“And let’s get a big hand for the 70 year old man with the ‘Eat Pussy’ shirt. That man hasn’t had an original tooth in his skull since 1973. How about ‘Gum some pussy, and then watch the Weather Channel for three hours.’ You are an old person. Gross.”
I laugh nervously and look over at the table of bikers where the old man was sitting before his grand exit. Surprisingly, they look more amused than annoyed.
“Well listen, before Uncle BBQ goes and gets his ass kicked in the parking lot,” Kyle continues, “he’s going to tell you a couple stories about fucking up his life, then we’ll get on with our evening.”
The night turns out to be a haphazard success. The locals love Kyle’s jokes, and the bikers even start paying attention, bringing the noise level at The Knuckle Saloon down to a low din. At one point, in the bathroom, a skinny man in a leather vest covered in tattoos, whose look can best be described as “methy,” says to me, “Hey, is that your friend out there?” My pants are unzipped and I consider pulling a Judas and pretending not to know Kinane, but instead say, “Yeah, that’s my pal.”
“Well shit,” he says, clapping me on the back. “I almost didn’t get up to take a piss because I didn’t want to miss his jokes.” I decide not to ask him if that meant he was considering just urinating at his table, and instead laugh, nod my head, and turn to wash my hands.
* * *

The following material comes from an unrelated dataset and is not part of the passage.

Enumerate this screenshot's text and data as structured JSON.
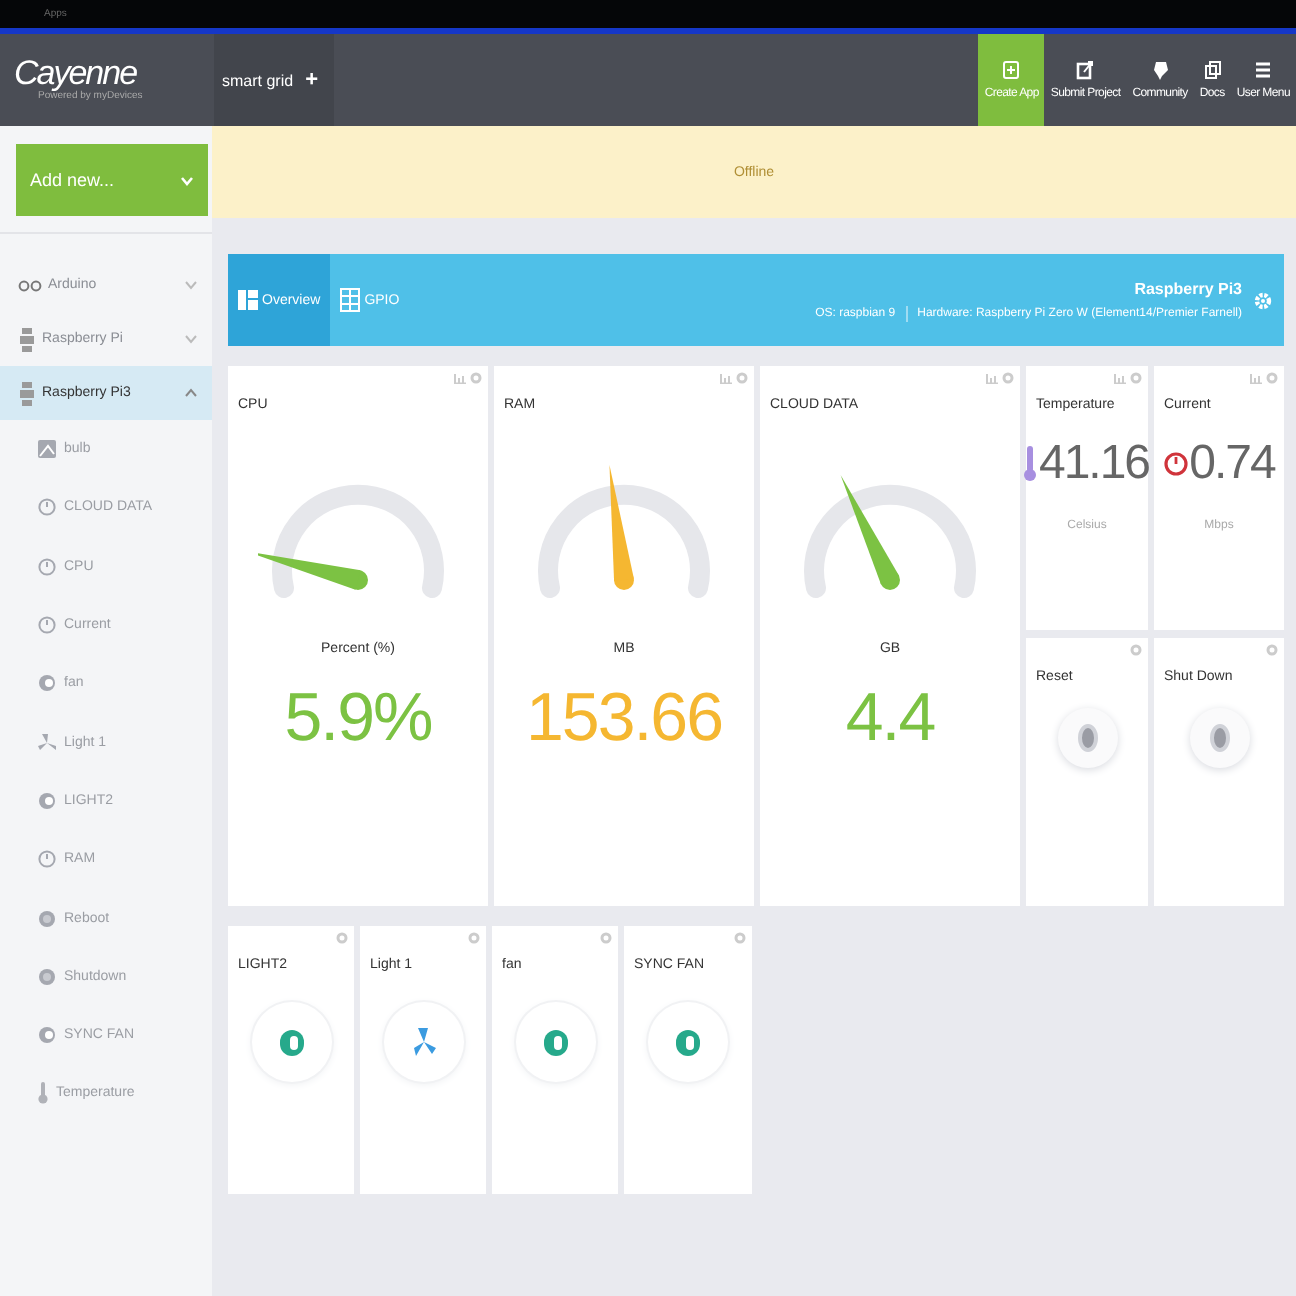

The following morning we wake up unscarred by bike chains or brass knuckles. In fact, the wildest thing that happened to me the night before was drinking a midnight milkshake from McDonald’s (Kyle didn’t even instigate round two of “Shake Time Shakedown!”). We’d survived Sturgis.
Before we leave town and head to see Mount Rushmore we happily take the young comic’s father up on a kind offer to give us a tour of the bullet factory where he works. The warehouse is filled with buckets of brass and lead, and giant modified-antique machines churn out violent projectiles of all shapes and sizes. The taxidermied heads of animals from all over the world stare down at us from the walls.
In the back, our tour guide opens up a gun safe, revealing more firearms than I’ve ever seen in one place. Without saying a word he reaches in and comes out with a Smith and Wesson 500 magnum revolver. I’ve lived in towns like Sturgis, and have fired my fair share of guns. Never have I seen so large a hand cannon.
“What’s the practical use of this thing?” Kyle asks.
“None,” our tour guide replies. “Want to shoot it?”
The thunder of the gun is inexplicable. The release of noise and metal shakes me to my core. After Kyle slams another slug down the tunnel of the underground firing range our guide says, “Sometimes the rubber at the end of the tunnel gets eaten up, and every once in awhile a bullet will ricochet straight back.” He politely points to multiple holes in the wall directly behind our heads. And, just like that, the brief safety we felt in Sturgis is gone, and we are ready to cut out towards Omaha.
Isaac Fitzgerald has been a firefighter, worked on a boat, and been given a sword by a king, thereby accomplishing three out of five of his childhood goals by the age of 25. He has also written for AlterNet, The Bold Italic, McSweeney’s, the San Francisco Chronicle, and Mother Jones. He is the managing editor of The Rumpus. Follow him on Twitter.